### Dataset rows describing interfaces
::::::::::

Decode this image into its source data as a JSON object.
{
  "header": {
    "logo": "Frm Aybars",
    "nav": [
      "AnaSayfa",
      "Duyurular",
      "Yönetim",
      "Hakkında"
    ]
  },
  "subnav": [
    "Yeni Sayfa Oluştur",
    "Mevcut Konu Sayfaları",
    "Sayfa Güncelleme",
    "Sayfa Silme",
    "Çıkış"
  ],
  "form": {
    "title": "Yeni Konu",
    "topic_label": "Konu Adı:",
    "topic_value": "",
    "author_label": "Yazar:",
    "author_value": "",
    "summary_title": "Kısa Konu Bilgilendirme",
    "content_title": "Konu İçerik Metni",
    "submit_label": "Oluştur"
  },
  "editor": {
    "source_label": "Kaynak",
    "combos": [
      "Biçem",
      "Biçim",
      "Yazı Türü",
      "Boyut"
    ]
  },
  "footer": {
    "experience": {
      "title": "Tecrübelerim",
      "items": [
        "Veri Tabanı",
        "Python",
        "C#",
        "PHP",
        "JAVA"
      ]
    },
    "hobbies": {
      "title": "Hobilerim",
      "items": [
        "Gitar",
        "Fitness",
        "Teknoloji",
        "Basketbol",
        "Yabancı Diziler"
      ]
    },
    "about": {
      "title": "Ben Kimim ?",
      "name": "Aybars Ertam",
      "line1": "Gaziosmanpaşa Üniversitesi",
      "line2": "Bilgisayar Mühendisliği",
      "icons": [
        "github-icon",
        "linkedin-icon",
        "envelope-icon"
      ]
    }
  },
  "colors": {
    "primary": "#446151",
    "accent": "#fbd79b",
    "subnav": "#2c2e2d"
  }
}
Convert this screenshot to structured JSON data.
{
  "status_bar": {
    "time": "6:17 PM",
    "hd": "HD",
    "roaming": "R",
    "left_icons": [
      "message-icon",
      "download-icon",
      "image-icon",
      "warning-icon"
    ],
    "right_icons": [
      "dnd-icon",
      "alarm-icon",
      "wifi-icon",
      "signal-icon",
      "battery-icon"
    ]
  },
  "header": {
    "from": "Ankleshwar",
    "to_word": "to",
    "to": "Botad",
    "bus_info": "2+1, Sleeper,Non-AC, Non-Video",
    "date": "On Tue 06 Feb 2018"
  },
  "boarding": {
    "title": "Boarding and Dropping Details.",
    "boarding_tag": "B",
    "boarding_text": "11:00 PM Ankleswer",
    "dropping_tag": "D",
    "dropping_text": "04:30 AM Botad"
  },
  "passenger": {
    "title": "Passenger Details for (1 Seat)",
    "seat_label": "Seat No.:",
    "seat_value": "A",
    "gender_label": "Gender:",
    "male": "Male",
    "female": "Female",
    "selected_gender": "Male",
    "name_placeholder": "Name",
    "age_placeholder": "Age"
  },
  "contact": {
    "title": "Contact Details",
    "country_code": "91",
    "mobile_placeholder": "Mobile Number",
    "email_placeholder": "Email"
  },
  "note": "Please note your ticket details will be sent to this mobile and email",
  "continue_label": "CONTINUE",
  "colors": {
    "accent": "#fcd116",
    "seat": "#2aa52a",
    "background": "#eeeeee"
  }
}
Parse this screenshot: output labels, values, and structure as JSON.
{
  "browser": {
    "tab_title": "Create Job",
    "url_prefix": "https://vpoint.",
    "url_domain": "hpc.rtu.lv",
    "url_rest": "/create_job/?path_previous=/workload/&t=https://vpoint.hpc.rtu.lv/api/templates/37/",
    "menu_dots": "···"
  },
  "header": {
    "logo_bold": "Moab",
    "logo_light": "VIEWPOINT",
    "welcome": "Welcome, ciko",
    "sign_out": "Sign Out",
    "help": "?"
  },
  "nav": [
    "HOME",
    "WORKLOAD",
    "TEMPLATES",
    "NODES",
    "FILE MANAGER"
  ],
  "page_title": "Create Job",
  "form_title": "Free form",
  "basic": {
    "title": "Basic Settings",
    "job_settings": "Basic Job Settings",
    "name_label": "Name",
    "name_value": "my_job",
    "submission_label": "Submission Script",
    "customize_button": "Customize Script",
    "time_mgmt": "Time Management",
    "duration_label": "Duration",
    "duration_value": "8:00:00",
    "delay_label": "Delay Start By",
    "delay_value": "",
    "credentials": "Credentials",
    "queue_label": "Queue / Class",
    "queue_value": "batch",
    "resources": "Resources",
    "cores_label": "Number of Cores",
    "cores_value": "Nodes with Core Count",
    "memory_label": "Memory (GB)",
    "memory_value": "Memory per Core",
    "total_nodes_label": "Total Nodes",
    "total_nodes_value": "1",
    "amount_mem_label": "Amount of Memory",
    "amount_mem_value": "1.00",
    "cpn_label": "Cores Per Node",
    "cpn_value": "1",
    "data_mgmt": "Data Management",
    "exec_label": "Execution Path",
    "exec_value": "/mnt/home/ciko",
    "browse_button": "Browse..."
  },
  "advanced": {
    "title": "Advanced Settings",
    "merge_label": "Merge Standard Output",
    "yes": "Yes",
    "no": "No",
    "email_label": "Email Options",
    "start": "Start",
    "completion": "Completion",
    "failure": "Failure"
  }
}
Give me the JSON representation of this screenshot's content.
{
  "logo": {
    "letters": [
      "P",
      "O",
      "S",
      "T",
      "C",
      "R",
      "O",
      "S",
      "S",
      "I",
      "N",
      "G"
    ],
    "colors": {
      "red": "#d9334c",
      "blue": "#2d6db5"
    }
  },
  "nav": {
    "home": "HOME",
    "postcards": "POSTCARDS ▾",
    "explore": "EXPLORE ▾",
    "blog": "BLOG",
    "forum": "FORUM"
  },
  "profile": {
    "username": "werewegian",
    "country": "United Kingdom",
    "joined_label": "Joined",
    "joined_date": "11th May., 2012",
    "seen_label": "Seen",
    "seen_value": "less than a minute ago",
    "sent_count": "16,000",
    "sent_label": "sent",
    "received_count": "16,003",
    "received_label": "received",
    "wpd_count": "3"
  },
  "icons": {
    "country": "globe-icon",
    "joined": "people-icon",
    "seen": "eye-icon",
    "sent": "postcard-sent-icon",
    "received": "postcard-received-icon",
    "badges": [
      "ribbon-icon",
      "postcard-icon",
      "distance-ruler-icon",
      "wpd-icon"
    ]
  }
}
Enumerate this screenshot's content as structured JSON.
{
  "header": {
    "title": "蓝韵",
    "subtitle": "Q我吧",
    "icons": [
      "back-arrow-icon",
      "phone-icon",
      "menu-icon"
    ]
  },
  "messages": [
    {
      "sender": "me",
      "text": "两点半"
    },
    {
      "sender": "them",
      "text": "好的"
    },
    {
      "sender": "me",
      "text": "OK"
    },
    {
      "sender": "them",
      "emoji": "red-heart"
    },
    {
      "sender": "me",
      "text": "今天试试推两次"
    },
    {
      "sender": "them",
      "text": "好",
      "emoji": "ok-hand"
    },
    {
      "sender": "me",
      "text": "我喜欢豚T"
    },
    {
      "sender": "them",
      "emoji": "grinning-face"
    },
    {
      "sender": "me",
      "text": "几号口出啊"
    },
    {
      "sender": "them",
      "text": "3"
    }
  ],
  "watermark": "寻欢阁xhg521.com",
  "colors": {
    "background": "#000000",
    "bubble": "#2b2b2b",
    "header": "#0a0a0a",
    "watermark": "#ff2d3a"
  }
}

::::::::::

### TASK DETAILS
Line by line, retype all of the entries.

### SOLUTION FOR THIS PROBLEM
Decode this image into its source data as a JSON object.
{
  "header": {
    "logo": "Frm Aybars",
    "nav": [
      "AnaSayfa",
      "Duyurular",
      "Yönetim",
      "Hakkında"
    ]
  },
  "subnav": [
    "Yeni Sayfa Oluştur",
    "Mevcut Konu Sayfaları",
    "Sayfa Güncelleme",
    "Sayfa Silme",
    "Çıkış"
  ],
  "form": {
    "title": "Yeni Konu",
    "topic_label": "Konu Adı:",
    "topic_value": "",
    "author_label": "Yazar:",
    "author_value": "",
    "summary_title": "Kısa Konu Bilgilendirme",
    "content_title": "Konu İçerik Metni",
    "submit_label": "Oluştur"
  },
  "editor": {
    "source_label": "Kaynak",
    "combos": [
      "Biçem",
      "Biçim",
      "Yazı Türü",
      "Boyut"
    ]
  },
  "footer": {
    "experience": {
      "title": "Tecrübelerim",
      "items": [
        "Veri Tabanı",
        "Python",
        "C#",
        "PHP",
        "JAVA"
      ]
    },
    "hobbies": {
      "title": "Hobilerim",
      "items": [
        "Gitar",
        "Fitness",
        "Teknoloji",
        "Basketbol",
        "Yabancı Diziler"
      ]
    },
    "about": {
      "title": "Ben Kimim ?",
      "name": "Aybars Ertam",
      "line1": "Gaziosmanpaşa Üniversitesi",
      "line2": "Bilgisayar Mühendisliği",
      "icons": [
        "github-icon",
        "linkedin-icon",
        "envelope-icon"
      ]
    }
  },
  "colors": {
    "primary": "#446151",
    "accent": "#fbd79b",
    "subnav": "#2c2e2d"
  }
}
Convert this screenshot to structured JSON data.
{
  "status_bar": {
    "time": "6:17 PM",
    "hd": "HD",
    "roaming": "R",
    "left_icons": [
      "message-icon",
      "download-icon",
      "image-icon",
      "warning-icon"
    ],
    "right_icons": [
      "dnd-icon",
      "alarm-icon",
      "wifi-icon",
      "signal-icon",
      "battery-icon"
    ]
  },
  "header": {
    "from": "Ankleshwar",
    "to_word": "to",
    "to": "Botad",
    "bus_info": "2+1, Sleeper,Non-AC, Non-Video",
    "date": "On Tue 06 Feb 2018"
  },
  "boarding": {
    "title": "Boarding and Dropping Details.",
    "boarding_tag": "B",
    "boarding_text": "11:00 PM Ankleswer",
    "dropping_tag": "D",
    "dropping_text": "04:30 AM Botad"
  },
  "passenger": {
    "title": "Passenger Details for (1 Seat)",
    "seat_label": "Seat No.:",
    "seat_value": "A",
    "gender_label": "Gender:",
    "male": "Male",
    "female": "Female",
    "selected_gender": "Male",
    "name_placeholder": "Name",
    "age_placeholder": "Age"
  },
  "contact": {
    "title": "Contact Details",
    "country_code": "91",
    "mobile_placeholder": "Mobile Number",
    "email_placeholder": "Email"
  },
  "note": "Please note your ticket details will be sent to this mobile and email",
  "continue_label": "CONTINUE",
  "colors": {
    "accent": "#fcd116",
    "seat": "#2aa52a",
    "background": "#eeeeee"
  }
}
Parse this screenshot: output labels, values, and structure as JSON.
{
  "browser": {
    "tab_title": "Create Job",
    "url_prefix": "https://vpoint.",
    "url_domain": "hpc.rtu.lv",
    "url_rest": "/create_job/?path_previous=/workload/&t=https://vpoint.hpc.rtu.lv/api/templates/37/",
    "menu_dots": "···"
  },
  "header": {
    "logo_bold": "Moab",
    "logo_light": "VIEWPOINT",
    "welcome": "Welcome, ciko",
    "sign_out": "Sign Out",
    "help": "?"
  },
  "nav": [
    "HOME",
    "WORKLOAD",
    "TEMPLATES",
    "NODES",
    "FILE MANAGER"
  ],
  "page_title": "Create Job",
  "form_title": "Free form",
  "basic": {
    "title": "Basic Settings",
    "job_settings": "Basic Job Settings",
    "name_label": "Name",
    "name_value": "my_job",
    "submission_label": "Submission Script",
    "customize_button": "Customize Script",
    "time_mgmt": "Time Management",
    "duration_label": "Duration",
    "duration_value": "8:00:00",
    "delay_label": "Delay Start By",
    "delay_value": "",
    "credentials": "Credentials",
    "queue_label": "Queue / Class",
    "queue_value": "batch",
    "resources": "Resources",
    "cores_label": "Number of Cores",
    "cores_value": "Nodes with Core Count",
    "memory_label": "Memory (GB)",
    "memory_value": "Memory per Core",
    "total_nodes_label": "Total Nodes",
    "total_nodes_value": "1",
    "amount_mem_label": "Amount of Memory",
    "amount_mem_value": "1.00",
    "cpn_label": "Cores Per Node",
    "cpn_value": "1",
    "data_mgmt": "Data Management",
    "exec_label": "Execution Path",
    "exec_value": "/mnt/home/ciko",
    "browse_button": "Browse..."
  },
  "advanced": {
    "title": "Advanced Settings",
    "merge_label": "Merge Standard Output",
    "yes": "Yes",
    "no": "No",
    "email_label": "Email Options",
    "start": "Start",
    "completion": "Completion",
    "failure": "Failure"
  }
}
Give me the JSON representation of this screenshot's content.
{
  "logo": {
    "letters": [
      "P",
      "O",
      "S",
      "T",
      "C",
      "R",
      "O",
      "S",
      "S",
      "I",
      "N",
      "G"
    ],
    "colors": {
      "red": "#d9334c",
      "blue": "#2d6db5"
    }
  },
  "nav": {
    "home": "HOME",
    "postcards": "POSTCARDS ▾",
    "explore": "EXPLORE ▾",
    "blog": "BLOG",
    "forum": "FORUM"
  },
  "profile": {
    "username": "werewegian",
    "country": "United Kingdom",
    "joined_label": "Joined",
    "joined_date": "11th May., 2012",
    "seen_label": "Seen",
    "seen_value": "less than a minute ago",
    "sent_count": "16,000",
    "sent_label": "sent",
    "received_count": "16,003",
    "received_label": "received",
    "wpd_count": "3"
  },
  "icons": {
    "country": "globe-icon",
    "joined": "people-icon",
    "seen": "eye-icon",
    "sent": "postcard-sent-icon",
    "received": "postcard-received-icon",
    "badges": [
      "ribbon-icon",
      "postcard-icon",
      "distance-ruler-icon",
      "wpd-icon"
    ]
  }
}
Enumerate this screenshot's content as structured JSON.
{
  "header": {
    "title": "蓝韵",
    "subtitle": "Q我吧",
    "icons": [
      "back-arrow-icon",
      "phone-icon",
      "menu-icon"
    ]
  },
  "messages": [
    {
      "sender": "me",
      "text": "两点半"
    },
    {
      "sender": "them",
      "text": "好的"
    },
    {
      "sender": "me",
      "text": "OK"
    },
    {
      "sender": "them",
      "emoji": "red-heart"
    },
    {
      "sender": "me",
      "text": "今天试试推两次"
    },
    {
      "sender": "them",
      "text": "好",
      "emoji": "ok-hand"
    },
    {
      "sender": "me",
      "text": "我喜欢豚T"
    },
    {
      "sender": "them",
      "emoji": "grinning-face"
    },
    {
      "sender": "me",
      "text": "几号口出啊"
    },
    {
      "sender": "them",
      "text": "3"
    }
  ],
  "watermark": "寻欢阁xhg521.com",
  "colors": {
    "background": "#000000",
    "bubble": "#2b2b2b",
    "header": "#0a0a0a",
    "watermark": "#ff2d3a"
  }
}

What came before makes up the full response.